**EXERCISE PROMPT**
Count the lines below holding "JSON" and answer with that number only.

**GIVEN INFORMATION**
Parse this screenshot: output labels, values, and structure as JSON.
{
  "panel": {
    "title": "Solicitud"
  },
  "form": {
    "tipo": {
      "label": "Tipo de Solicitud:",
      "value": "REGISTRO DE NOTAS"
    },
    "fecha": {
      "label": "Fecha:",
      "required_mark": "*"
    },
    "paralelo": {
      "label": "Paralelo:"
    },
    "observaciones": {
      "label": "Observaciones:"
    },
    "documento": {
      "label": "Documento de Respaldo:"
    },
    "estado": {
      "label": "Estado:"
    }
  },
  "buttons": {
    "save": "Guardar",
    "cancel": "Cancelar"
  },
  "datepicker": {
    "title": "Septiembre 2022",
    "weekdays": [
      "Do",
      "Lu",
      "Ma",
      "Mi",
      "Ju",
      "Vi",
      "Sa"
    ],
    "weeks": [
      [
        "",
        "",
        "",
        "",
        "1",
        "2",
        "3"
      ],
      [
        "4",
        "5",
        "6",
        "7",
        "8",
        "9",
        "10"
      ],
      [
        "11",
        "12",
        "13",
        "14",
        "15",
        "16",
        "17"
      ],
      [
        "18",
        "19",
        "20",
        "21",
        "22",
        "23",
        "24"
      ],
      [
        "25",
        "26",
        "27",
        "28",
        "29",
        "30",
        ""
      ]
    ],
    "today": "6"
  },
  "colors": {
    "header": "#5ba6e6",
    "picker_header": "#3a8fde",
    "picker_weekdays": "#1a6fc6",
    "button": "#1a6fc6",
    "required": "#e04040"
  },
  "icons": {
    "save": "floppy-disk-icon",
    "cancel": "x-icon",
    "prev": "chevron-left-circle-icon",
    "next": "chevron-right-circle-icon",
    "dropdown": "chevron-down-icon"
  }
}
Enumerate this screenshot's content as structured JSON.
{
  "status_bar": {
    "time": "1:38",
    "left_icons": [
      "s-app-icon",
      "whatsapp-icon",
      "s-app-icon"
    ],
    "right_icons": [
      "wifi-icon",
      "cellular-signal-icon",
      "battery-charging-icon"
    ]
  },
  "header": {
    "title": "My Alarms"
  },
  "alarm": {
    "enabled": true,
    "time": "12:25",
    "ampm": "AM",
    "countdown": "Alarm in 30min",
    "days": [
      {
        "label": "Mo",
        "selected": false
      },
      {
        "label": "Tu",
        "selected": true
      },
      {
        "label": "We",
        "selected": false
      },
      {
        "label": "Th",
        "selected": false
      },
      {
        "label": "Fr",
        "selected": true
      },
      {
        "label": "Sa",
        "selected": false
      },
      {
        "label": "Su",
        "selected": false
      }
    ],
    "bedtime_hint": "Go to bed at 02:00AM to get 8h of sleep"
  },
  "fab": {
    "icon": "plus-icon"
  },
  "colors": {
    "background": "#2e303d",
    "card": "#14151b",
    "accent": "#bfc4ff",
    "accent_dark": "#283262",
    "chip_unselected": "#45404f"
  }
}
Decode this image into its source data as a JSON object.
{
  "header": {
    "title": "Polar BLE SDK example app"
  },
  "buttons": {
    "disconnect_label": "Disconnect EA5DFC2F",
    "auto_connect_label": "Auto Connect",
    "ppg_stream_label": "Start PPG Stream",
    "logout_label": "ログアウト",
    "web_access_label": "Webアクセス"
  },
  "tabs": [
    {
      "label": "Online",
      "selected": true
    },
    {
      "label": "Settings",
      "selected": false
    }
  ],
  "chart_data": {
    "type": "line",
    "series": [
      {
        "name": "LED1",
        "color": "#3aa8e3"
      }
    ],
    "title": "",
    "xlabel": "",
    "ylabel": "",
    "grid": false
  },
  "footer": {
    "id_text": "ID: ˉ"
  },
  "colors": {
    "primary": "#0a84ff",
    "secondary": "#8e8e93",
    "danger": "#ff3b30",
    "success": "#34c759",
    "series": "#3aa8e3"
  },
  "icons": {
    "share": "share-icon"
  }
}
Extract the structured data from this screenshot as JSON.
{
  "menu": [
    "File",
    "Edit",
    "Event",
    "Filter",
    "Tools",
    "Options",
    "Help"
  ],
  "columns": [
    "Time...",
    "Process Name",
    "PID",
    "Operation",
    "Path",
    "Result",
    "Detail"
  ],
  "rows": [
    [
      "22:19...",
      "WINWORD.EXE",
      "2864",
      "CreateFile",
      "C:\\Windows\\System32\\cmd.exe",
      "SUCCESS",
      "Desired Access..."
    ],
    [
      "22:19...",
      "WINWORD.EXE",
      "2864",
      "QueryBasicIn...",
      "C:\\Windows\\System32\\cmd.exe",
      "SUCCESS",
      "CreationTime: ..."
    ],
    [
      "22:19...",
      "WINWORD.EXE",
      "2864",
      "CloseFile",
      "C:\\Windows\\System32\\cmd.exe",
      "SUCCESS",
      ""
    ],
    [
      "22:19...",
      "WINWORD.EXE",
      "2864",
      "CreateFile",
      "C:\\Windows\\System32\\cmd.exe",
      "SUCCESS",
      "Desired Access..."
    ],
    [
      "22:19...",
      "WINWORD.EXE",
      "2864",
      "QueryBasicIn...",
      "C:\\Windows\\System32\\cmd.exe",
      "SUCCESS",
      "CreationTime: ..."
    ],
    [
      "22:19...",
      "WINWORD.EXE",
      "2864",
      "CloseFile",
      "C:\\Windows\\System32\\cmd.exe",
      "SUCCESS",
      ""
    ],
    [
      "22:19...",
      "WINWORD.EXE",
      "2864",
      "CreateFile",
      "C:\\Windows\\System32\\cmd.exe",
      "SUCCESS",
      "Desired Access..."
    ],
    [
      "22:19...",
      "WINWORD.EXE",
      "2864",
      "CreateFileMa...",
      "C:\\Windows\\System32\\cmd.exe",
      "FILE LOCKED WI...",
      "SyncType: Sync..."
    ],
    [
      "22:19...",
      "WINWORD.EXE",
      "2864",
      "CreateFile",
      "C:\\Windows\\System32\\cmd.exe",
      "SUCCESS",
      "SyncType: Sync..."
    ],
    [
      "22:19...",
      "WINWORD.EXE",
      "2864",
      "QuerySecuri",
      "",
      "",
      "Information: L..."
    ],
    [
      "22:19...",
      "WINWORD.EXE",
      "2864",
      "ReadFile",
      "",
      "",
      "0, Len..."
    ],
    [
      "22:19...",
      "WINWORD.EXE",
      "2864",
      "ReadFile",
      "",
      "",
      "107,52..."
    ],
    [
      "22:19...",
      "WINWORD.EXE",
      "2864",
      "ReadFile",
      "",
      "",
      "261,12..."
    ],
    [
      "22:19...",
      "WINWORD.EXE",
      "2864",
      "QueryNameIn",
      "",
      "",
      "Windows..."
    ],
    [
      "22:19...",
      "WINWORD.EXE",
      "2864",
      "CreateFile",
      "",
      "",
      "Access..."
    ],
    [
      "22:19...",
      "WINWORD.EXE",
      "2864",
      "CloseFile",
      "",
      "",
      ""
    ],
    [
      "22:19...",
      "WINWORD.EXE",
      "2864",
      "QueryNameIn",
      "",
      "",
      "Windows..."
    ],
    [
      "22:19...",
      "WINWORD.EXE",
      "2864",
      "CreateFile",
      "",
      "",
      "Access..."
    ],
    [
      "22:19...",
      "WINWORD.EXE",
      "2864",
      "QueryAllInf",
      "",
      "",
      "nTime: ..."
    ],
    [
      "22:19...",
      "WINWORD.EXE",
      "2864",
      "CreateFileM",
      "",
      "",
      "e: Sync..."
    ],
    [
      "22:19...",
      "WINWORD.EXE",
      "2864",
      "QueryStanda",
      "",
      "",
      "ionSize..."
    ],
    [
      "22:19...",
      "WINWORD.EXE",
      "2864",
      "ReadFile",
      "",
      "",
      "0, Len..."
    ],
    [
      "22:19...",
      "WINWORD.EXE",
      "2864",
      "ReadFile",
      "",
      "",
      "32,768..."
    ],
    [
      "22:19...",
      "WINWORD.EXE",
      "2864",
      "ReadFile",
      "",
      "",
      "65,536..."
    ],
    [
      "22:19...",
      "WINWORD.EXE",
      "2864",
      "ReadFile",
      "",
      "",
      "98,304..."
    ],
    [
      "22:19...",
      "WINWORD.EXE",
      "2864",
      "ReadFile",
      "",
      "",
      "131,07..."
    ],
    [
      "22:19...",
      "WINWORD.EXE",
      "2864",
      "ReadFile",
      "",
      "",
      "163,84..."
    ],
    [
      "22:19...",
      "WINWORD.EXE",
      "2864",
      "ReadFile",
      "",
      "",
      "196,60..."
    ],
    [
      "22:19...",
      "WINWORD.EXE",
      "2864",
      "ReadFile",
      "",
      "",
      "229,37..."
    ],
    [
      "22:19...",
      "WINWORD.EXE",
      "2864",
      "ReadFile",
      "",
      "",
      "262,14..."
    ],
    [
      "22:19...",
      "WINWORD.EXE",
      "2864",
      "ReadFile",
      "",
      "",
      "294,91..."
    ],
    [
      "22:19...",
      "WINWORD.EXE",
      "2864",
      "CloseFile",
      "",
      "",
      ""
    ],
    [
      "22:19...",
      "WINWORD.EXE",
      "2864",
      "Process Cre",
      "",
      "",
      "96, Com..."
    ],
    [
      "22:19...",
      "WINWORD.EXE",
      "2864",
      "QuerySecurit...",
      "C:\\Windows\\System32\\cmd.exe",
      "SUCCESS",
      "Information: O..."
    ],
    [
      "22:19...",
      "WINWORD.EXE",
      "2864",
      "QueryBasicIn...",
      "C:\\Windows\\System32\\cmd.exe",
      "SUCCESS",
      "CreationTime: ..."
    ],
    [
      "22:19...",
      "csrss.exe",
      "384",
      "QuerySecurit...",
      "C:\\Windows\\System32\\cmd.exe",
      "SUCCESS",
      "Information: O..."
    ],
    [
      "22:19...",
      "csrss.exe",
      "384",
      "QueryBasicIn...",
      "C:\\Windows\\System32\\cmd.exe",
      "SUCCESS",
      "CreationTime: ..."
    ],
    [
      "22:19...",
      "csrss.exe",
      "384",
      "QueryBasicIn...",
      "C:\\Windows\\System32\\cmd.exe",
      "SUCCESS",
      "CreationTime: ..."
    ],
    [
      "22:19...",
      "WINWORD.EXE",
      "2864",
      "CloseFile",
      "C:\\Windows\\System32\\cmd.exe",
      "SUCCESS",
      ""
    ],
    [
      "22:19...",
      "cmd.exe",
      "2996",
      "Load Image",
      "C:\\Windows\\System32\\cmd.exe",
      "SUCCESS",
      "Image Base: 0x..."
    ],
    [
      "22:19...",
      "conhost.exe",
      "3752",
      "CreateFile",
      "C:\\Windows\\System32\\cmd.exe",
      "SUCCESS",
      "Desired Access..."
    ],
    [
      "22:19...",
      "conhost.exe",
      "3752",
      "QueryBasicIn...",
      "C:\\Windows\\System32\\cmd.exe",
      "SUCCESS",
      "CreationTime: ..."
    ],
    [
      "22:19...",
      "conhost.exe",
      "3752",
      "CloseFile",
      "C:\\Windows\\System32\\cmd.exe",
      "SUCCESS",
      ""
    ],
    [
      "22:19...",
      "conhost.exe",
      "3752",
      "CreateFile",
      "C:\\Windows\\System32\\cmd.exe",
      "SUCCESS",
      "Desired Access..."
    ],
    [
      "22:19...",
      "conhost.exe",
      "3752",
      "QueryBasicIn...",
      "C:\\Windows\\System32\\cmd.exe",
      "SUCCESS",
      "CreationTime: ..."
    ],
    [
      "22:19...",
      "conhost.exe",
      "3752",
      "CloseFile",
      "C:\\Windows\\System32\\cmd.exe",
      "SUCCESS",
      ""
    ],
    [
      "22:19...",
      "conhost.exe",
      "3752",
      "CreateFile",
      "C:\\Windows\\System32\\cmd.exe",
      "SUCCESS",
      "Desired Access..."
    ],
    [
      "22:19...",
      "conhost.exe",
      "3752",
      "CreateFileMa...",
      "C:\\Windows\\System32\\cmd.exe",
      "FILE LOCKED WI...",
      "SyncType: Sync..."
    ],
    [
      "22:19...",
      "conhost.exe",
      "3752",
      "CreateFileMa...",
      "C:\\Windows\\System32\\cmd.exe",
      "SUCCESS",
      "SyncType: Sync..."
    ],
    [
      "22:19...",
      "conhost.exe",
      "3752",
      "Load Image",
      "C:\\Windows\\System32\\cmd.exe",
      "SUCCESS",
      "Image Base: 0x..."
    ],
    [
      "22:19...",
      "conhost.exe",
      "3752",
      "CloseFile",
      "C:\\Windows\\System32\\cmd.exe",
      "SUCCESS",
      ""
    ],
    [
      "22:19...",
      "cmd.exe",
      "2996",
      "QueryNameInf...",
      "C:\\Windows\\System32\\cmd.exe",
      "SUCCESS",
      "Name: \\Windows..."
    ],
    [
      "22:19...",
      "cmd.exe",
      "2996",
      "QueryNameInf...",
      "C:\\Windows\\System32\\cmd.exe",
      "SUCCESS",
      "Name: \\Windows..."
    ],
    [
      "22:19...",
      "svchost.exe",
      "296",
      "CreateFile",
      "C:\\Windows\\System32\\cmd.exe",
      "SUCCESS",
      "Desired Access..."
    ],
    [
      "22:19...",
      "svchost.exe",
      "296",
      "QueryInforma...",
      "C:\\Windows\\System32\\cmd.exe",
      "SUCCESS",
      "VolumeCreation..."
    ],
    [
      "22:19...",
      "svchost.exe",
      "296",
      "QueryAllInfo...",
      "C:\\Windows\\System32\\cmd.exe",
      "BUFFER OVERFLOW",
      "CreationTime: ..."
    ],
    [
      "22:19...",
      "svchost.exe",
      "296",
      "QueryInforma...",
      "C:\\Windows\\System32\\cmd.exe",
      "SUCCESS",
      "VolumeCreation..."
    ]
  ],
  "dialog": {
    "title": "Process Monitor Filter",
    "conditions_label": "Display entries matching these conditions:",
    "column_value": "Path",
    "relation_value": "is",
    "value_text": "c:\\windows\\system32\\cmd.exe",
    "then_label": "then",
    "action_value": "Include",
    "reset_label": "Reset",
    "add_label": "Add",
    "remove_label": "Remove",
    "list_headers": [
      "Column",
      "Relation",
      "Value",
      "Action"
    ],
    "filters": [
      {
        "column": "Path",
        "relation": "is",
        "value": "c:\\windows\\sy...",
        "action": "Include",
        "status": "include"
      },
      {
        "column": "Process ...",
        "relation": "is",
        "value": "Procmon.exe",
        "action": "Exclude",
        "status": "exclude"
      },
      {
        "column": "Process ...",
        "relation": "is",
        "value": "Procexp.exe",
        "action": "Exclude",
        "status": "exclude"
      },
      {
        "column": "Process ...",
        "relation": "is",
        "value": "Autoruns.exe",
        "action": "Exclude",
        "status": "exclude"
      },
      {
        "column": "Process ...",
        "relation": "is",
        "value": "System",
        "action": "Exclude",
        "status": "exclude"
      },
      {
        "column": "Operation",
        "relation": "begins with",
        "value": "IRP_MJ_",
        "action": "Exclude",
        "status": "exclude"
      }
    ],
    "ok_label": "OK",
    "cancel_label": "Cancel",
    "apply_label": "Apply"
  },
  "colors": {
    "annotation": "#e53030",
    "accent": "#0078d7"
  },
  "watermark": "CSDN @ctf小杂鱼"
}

**TASK RESULT**
4